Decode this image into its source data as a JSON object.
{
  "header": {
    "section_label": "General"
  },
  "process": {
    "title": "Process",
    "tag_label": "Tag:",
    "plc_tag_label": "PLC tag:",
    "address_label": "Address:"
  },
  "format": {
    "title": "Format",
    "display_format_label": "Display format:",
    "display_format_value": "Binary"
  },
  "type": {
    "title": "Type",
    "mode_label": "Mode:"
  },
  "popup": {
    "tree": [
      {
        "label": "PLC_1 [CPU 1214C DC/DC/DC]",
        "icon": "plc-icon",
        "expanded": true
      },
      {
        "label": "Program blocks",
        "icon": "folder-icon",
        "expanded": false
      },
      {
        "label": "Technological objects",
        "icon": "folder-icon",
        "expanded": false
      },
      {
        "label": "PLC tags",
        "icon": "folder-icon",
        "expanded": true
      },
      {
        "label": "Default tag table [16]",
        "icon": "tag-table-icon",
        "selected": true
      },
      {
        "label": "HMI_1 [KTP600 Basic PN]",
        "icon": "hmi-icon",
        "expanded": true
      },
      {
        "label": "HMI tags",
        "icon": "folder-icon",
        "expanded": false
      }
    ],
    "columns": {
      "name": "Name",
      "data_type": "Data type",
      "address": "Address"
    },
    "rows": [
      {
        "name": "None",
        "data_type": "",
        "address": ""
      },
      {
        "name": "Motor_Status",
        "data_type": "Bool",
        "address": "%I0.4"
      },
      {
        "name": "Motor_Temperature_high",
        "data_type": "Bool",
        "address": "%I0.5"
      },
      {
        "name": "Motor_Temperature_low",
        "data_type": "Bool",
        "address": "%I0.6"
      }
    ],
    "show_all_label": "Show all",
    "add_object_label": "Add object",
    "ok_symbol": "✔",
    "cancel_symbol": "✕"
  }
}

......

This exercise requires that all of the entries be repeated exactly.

→ Response below:
Decode this image into its source data as a JSON object.
{
  "header": {
    "section_label": "General"
  },
  "process": {
    "title": "Process",
    "tag_label": "Tag:",
    "plc_tag_label": "PLC tag:",
    "address_label": "Address:"
  },
  "format": {
    "title": "Format",
    "display_format_label": "Display format:",
    "display_format_value": "Binary"
  },
  "type": {
    "title": "Type",
    "mode_label": "Mode:"
  },
  "popup": {
    "tree": [
      {
        "label": "PLC_1 [CPU 1214C DC/DC/DC]",
        "icon": "plc-icon",
        "expanded": true
      },
      {
        "label": "Program blocks",
        "icon": "folder-icon",
        "expanded": false
      },
      {
        "label": "Technological objects",
        "icon": "folder-icon",
        "expanded": false
      },
      {
        "label": "PLC tags",
        "icon": "folder-icon",
        "expanded": true
      },
      {
        "label": "Default tag table [16]",
        "icon": "tag-table-icon",
        "selected": true
      },
      {
        "label": "HMI_1 [KTP600 Basic PN]",
        "icon": "hmi-icon",
        "expanded": true
      },
      {
        "label": "HMI tags",
        "icon": "folder-icon",
        "expanded": false
      }
    ],
    "columns": {
      "name": "Name",
      "data_type": "Data type",
      "address": "Address"
    },
    "rows": [
      {
        "name": "None",
        "data_type": "",
        "address": ""
      },
      {
        "name": "Motor_Status",
        "data_type": "Bool",
        "address": "%I0.4"
      },
      {
        "name": "Motor_Temperature_high",
        "data_type": "Bool",
        "address": "%I0.5"
      },
      {
        "name": "Motor_Temperature_low",
        "data_type": "Bool",
        "address": "%I0.6"
      }
    ],
    "show_all_label": "Show all",
    "add_object_label": "Add object",
    "ok_symbol": "✔",
    "cancel_symbol": "✕"
  }
}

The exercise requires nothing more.